Reply with one number, the count of lines below that contain the string "windows".

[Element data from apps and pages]

====

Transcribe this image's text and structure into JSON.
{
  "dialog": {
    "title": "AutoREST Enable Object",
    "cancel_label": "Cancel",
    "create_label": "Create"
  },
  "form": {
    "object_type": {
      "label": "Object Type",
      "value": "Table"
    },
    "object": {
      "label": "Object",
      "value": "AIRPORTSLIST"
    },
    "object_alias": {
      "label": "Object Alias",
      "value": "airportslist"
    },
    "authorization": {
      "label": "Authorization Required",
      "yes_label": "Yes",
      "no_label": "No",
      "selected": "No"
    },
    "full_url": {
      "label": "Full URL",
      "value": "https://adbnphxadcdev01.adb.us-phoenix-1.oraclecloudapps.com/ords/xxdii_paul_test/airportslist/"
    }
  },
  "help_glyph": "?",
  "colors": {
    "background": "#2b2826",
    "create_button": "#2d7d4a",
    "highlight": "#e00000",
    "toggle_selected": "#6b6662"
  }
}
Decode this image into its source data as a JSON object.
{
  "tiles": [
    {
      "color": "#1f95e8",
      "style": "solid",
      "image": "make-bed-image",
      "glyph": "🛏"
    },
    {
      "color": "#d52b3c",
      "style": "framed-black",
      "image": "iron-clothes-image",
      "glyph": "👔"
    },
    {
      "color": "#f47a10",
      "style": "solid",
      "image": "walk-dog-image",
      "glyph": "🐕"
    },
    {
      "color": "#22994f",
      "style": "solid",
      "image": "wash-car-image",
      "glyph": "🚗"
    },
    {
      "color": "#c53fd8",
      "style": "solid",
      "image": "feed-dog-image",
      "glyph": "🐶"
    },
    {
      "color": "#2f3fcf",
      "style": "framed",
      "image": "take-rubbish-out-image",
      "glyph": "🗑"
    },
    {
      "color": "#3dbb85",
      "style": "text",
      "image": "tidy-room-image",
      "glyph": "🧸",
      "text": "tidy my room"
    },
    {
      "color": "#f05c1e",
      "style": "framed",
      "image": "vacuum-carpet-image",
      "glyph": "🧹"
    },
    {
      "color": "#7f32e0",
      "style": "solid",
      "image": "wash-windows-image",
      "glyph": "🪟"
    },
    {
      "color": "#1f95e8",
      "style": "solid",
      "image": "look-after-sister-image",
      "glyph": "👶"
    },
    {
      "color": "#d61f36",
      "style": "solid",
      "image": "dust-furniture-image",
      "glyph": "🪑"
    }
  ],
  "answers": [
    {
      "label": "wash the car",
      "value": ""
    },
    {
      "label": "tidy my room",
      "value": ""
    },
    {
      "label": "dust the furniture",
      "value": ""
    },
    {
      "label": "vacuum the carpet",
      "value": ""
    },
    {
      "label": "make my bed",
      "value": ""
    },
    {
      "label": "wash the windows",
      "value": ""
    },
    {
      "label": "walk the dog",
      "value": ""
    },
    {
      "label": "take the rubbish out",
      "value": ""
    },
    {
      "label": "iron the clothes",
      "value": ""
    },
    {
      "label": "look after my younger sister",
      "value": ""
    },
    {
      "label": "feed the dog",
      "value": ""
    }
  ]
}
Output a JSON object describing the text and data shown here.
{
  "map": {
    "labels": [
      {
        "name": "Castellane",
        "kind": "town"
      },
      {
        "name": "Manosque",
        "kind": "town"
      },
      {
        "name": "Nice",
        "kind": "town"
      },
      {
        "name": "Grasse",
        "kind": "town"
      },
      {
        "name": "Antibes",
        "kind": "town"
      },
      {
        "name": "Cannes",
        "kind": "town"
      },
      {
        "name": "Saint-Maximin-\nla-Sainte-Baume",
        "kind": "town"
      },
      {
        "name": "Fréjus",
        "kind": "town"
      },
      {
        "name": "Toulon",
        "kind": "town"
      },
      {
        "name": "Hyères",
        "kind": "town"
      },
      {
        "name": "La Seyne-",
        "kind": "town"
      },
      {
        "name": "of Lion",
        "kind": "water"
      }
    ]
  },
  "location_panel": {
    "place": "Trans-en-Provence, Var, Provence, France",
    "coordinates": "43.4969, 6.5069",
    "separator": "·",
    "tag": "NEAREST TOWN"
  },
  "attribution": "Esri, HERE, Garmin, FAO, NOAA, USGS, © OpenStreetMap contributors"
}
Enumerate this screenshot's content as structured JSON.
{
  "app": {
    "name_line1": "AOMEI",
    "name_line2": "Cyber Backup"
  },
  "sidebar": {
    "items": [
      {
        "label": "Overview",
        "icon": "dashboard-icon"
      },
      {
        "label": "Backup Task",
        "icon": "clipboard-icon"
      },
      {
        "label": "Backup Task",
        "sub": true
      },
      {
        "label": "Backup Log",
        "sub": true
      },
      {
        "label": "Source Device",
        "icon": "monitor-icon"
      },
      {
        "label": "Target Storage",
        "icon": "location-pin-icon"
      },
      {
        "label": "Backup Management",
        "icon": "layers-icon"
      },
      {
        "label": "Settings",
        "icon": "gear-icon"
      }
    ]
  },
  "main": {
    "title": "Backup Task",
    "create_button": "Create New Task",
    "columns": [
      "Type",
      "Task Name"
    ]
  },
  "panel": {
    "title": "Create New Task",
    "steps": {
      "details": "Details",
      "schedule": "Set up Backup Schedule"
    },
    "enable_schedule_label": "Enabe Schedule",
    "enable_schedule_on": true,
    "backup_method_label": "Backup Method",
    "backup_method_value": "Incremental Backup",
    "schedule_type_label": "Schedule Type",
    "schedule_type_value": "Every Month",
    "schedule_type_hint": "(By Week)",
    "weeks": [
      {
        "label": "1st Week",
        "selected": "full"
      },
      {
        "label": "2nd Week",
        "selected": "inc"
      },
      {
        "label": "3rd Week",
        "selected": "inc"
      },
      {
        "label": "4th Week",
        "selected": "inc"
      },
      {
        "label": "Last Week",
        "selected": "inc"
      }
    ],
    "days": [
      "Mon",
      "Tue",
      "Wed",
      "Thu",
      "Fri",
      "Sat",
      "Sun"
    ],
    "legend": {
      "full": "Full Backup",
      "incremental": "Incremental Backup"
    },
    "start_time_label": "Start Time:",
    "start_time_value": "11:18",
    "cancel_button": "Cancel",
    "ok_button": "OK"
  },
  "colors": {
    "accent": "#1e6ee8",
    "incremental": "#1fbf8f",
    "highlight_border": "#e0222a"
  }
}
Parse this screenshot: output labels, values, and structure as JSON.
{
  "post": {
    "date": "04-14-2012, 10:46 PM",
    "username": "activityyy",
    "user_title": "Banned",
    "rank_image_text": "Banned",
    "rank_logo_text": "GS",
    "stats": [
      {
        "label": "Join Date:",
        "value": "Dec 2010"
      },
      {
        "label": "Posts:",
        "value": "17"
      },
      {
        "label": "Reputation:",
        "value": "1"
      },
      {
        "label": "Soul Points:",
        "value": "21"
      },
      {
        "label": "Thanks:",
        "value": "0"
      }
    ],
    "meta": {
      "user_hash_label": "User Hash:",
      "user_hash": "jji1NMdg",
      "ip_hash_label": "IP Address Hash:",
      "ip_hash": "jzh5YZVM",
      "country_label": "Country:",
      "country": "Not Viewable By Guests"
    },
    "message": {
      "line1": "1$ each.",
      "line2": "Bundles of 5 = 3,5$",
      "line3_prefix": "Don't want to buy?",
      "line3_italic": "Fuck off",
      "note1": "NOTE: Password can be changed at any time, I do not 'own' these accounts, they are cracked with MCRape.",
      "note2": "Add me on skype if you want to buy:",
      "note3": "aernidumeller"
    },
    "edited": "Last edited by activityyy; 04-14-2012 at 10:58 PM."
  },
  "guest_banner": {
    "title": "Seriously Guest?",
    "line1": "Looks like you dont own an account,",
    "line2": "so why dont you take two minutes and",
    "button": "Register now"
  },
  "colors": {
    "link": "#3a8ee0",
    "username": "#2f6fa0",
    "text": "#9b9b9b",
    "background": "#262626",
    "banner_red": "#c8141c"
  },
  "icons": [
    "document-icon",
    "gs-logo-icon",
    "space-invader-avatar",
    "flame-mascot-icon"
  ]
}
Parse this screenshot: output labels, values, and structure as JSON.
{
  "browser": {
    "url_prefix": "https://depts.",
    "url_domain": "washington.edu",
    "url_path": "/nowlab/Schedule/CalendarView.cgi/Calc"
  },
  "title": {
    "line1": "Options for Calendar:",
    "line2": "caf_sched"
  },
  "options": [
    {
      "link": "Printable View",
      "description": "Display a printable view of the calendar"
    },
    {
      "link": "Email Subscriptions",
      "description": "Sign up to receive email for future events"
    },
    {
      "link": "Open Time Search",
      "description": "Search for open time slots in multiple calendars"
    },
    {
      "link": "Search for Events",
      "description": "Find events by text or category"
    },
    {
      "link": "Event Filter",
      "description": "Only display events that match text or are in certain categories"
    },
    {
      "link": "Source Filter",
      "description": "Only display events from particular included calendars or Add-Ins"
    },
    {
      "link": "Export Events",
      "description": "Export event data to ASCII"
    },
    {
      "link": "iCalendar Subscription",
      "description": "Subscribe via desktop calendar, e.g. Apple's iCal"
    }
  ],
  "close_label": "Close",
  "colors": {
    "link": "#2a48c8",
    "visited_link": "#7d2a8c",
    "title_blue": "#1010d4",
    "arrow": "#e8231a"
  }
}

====

== TASK SOLUTION ==
2